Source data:
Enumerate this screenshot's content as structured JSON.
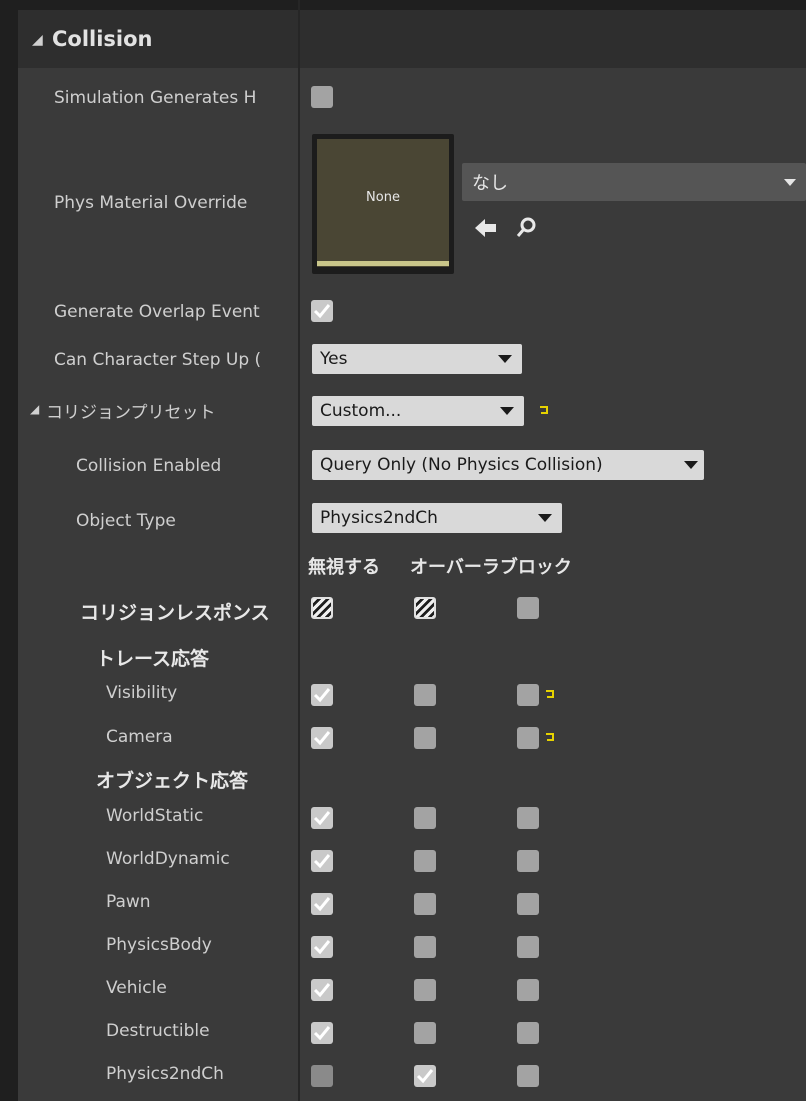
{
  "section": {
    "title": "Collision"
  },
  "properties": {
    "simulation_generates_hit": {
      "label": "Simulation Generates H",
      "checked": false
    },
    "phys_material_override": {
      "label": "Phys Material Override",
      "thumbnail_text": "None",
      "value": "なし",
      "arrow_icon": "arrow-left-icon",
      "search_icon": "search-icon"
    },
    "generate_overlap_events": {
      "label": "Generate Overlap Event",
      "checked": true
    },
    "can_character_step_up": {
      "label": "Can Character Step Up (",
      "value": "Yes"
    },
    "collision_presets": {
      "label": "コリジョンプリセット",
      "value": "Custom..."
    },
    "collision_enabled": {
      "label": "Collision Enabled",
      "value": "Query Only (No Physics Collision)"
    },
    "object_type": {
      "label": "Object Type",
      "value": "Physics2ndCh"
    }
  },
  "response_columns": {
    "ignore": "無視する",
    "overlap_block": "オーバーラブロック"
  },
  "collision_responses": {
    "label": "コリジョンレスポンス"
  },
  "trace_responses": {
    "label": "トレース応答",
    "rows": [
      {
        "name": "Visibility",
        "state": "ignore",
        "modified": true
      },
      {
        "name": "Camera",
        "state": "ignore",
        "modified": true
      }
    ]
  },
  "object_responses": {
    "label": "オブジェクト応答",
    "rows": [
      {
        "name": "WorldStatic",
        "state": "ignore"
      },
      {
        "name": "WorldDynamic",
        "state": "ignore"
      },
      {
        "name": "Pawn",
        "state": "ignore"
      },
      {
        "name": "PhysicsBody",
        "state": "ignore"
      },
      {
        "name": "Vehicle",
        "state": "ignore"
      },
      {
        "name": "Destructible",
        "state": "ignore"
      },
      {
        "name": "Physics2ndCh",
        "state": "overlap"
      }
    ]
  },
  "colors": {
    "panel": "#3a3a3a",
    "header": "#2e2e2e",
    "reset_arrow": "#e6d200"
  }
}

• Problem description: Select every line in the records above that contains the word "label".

• Task solution:
      "label": "Simulation Generates H",
      "label": "Phys Material Override",
      "label": "Generate Overlap Event",
      "label": "Can Character Step Up (",
      "label": "コリジョンプリセット",
      "label": "Collision Enabled",
      "label": "Object Type",
    "label": "コリジョンレスポンス"
    "label": "トレース応答",
    "label": "オブジェクト応答",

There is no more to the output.